Government policy should focus on balancing the sector’s need for substantial foreign investment while improving the transparency of foreign involvement in key industries.

 

Summary

Foreign investment has reemerged as a prominent issue in Australian agriculture. In line with rising global investment trends, SOEs and foreign multinationals have shown greater interest in Australian agricultural assets. This has led to calls for improved transparency and possible restriction of foreign capital. The greater agricultural community and economists alike, however, champion this influx as an essential tool for the sector’s development in the absence of domestic capital.

Foreign investment - in its many forms -will shape the future sustainability of the sector, which is dealing with issues of high debt and high labour costs. Australian agriculture requires long-term strategies to address these issues, while contending with current sector challenges of high labour rates and under-developed processing facilities. By providing long-term, well-funded and environmentally sustainable investments, foreign agribusinesses and SOEs can be hugely beneficial to the sector.

The presence and operation of such agribusinesses must be monitored, however, in consideration of maintaining domestic food security. The role of Australia’s Foreign Investment Review Board (FIRB) in this cannot be understated; it plays a significant role in ensuring investments are made according to the national interest. Clear government policy measures must be taken to alleviate public concerns of foreign investment, while delivering more avenues for the production of healthy, ready-to-consume food products for Australians.

- See more at: http://www.futuredirections.org.au/publications/food-and-water-crises/1926-unlocking-our-potential-the-need-for-foreign-investment-in-australian-agriculture.html#_ftn3

 

 

 

Friday
Jan242014

Fruit vs Fish to drought-proof our farms

 

Australian aquaculture company Aquanue says that citrus growers should consider growing fish instead of fruit.

According to Aquanue’s Managing Director, Gareth Lott, land-based aquaculture is more productive than citrus farming by many orders of magnitude.

Aquanue has reviewed data from Primary Industries and Regions SA (PIRSA), the South Australian Research and Development Institute (SARDI), Horticulture Australia, and other sources, and suggests that farming fish in its tank-based system could generate returns per hectare more than 800x the average citrus farm. 

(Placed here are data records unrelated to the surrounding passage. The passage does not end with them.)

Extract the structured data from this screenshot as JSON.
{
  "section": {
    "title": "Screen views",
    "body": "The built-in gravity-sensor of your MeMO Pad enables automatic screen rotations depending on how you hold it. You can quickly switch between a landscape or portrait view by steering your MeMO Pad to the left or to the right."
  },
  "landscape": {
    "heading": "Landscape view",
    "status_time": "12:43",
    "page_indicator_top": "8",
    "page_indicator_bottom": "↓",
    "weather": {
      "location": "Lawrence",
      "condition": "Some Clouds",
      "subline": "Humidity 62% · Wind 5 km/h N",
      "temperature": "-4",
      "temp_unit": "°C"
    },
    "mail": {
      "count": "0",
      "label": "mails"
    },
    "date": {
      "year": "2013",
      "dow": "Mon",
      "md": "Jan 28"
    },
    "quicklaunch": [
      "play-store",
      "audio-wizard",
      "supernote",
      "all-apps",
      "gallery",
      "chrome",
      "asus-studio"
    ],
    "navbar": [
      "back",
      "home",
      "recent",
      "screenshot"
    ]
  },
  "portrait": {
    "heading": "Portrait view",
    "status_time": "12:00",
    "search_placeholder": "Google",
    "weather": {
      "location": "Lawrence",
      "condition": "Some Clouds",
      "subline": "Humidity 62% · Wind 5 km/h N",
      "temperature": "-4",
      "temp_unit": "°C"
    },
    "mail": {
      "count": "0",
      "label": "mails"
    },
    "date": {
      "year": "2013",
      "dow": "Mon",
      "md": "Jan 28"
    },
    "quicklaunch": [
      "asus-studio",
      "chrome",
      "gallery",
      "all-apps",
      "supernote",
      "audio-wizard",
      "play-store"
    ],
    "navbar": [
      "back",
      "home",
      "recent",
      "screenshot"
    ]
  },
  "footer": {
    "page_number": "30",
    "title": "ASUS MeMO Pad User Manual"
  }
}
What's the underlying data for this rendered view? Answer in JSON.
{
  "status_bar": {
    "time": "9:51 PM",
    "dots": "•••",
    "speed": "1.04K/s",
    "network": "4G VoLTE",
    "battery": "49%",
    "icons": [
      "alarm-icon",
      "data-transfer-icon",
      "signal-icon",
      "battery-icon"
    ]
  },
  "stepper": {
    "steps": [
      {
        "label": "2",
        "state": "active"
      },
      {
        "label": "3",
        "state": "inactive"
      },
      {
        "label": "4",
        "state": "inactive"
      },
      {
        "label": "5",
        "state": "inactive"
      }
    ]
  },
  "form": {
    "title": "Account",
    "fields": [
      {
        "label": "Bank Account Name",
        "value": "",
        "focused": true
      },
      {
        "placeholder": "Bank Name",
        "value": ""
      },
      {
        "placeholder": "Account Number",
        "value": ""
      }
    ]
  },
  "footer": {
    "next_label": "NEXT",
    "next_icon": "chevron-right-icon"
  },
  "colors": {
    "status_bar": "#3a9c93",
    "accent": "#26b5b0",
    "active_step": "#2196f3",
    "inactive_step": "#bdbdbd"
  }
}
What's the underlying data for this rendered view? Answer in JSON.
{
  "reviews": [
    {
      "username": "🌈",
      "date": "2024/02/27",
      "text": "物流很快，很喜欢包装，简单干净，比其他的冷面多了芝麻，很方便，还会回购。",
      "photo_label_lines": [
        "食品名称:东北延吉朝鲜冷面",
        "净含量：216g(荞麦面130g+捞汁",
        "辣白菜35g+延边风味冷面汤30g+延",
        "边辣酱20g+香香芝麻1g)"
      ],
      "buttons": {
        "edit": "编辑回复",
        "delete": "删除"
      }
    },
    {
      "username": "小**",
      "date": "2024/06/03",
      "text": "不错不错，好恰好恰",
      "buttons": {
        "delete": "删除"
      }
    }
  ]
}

“According to the PIRSA Fresh Citrus Report September 2005 (data based on estimates made by PIRSA in consultation with growers), a conventional citrus farm in the Riverland generates $17,870 revenue per hectare.  A facility occupying a hectare using our system to grow high-value fish for the Chinese market could generate as much as $15,000,000 revenue each year – 839 times the average citrus return form the same amount of land.” according to Lott.

“Our system is a far more efficient user of precious water resources as well” Lott continues. “SARDI data tells us that it can take between 4 and 8 megalitres of water to produce a ton of citrus.  So let’s use 6 megalitres as an average.  That means it takes 6,000 litres of water to produce a kilogram of citrus.  We can produce a kilogram of fish and only consume 70 litres - even as little as 50 litres if the building is properly designed.  That is 0.8% to 1.2% of the water required to produce the same amount of fruit”.

Similar comparisons with other food production sectors show even more attractive numbers.  CSIRO Land and Water scientists revealed the following water requirements:

To produce 1kg of

Water required (litres)

Compared with Aquanue process (approximate)

oven dry wheat grain

715-750

12x

Maize

540-630

10x

Soybeans

1,650-2,200

30x-40x

Paddy Rice

1,550

30x

Beef

50,000-100,000

1,000x – 2,000x

Clean Wool

170,000

2,880x

“Fish can now be farmed on land, in tank systems that use very advanced filtration processes, with much less risk than traditional farming.  Given the growing demand from China, and the pressures faced by our water supply in this country, perhaps it is time to pull up the trees and sell off the cattle” Lott suggests.